- _Task description_: Go through the lines below. Copy those with "switched".

(Source data begins)

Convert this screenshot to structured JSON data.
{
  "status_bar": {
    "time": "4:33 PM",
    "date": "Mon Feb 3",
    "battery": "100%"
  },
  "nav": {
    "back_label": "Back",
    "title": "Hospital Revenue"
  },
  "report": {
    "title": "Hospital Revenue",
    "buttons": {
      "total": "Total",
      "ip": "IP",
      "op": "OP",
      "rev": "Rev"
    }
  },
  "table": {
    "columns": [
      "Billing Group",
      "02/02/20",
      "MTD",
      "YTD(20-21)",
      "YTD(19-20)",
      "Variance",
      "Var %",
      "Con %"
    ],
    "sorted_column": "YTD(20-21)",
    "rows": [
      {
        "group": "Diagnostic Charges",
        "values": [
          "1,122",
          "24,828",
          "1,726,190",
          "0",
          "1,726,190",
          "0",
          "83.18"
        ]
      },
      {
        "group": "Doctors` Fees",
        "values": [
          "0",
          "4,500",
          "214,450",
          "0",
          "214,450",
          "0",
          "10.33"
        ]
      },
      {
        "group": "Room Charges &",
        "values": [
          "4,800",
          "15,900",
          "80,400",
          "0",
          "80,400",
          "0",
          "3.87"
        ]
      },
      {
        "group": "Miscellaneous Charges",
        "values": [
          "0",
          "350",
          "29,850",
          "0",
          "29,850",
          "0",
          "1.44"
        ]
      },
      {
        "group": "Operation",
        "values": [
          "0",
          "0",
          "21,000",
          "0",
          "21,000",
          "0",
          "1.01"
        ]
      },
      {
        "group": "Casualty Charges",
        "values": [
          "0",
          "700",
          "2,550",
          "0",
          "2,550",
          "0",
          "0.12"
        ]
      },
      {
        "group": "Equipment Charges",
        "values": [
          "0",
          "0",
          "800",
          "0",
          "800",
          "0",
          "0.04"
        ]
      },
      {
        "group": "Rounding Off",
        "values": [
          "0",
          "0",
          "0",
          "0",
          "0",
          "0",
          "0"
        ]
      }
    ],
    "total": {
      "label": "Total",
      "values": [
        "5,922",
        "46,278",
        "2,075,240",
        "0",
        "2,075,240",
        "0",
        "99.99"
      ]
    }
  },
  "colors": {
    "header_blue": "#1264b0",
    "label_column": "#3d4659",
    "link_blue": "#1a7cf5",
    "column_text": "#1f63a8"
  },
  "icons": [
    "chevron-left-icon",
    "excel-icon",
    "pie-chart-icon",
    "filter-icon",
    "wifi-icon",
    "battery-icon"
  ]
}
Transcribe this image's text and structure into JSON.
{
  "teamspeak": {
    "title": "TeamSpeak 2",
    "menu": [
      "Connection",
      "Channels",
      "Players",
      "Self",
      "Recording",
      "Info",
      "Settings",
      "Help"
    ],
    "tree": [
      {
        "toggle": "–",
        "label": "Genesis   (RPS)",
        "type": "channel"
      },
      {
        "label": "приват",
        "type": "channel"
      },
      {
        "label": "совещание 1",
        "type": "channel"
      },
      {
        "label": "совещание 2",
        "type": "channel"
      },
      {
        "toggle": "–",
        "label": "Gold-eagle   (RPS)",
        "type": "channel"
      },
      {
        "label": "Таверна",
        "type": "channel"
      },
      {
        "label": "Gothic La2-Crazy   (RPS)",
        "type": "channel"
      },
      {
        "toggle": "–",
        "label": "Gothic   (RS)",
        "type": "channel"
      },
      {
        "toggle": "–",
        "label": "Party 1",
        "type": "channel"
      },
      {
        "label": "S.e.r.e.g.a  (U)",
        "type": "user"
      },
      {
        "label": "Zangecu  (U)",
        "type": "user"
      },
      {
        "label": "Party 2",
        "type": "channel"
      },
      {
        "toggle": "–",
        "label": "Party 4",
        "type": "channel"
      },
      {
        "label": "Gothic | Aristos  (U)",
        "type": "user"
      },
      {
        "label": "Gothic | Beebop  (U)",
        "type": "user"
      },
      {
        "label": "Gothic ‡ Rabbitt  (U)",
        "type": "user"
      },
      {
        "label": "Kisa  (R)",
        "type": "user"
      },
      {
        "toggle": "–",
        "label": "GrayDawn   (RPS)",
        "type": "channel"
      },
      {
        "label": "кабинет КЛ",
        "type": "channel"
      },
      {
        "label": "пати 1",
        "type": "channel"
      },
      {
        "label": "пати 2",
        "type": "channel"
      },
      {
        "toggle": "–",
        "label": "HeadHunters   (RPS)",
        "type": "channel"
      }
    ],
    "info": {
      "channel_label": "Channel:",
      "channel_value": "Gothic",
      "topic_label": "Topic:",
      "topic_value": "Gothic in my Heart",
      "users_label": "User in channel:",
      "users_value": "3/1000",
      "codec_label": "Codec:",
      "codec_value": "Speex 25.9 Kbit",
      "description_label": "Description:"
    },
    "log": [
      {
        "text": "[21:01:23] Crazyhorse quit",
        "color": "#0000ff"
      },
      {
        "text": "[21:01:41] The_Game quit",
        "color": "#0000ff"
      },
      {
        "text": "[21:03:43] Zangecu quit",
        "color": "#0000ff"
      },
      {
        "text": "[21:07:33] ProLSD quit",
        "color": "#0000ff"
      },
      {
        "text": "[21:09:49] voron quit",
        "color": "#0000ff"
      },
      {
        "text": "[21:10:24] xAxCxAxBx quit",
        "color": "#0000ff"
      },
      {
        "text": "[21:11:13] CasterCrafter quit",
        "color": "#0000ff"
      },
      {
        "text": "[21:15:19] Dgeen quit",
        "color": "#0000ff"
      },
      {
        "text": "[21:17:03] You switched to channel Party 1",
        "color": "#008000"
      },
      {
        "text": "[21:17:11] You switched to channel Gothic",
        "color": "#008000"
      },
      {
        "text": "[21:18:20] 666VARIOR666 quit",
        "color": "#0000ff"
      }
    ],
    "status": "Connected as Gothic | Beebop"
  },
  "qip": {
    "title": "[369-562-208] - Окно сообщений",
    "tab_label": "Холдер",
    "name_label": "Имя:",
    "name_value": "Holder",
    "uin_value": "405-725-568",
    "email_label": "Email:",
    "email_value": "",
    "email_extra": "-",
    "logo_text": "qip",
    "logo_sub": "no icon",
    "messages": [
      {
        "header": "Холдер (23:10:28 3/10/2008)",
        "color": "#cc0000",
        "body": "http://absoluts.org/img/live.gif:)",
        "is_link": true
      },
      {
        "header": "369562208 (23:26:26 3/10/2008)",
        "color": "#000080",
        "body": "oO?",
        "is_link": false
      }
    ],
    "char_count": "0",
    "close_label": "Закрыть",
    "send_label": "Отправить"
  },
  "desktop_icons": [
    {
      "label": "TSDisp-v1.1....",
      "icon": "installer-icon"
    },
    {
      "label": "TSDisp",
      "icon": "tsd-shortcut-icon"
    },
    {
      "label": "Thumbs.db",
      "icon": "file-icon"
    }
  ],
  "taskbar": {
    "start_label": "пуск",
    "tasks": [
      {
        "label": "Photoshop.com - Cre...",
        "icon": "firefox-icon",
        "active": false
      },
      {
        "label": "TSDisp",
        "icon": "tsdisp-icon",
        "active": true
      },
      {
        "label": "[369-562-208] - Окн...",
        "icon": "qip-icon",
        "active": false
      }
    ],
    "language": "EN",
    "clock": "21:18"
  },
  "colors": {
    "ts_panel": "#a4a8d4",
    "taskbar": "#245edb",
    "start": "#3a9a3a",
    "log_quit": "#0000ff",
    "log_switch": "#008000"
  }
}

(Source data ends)

- _Solution_:
        "text": "[21:17:03] You switched to channel Party 1",
        "text": "[21:17:11] You switched to channel Gothic",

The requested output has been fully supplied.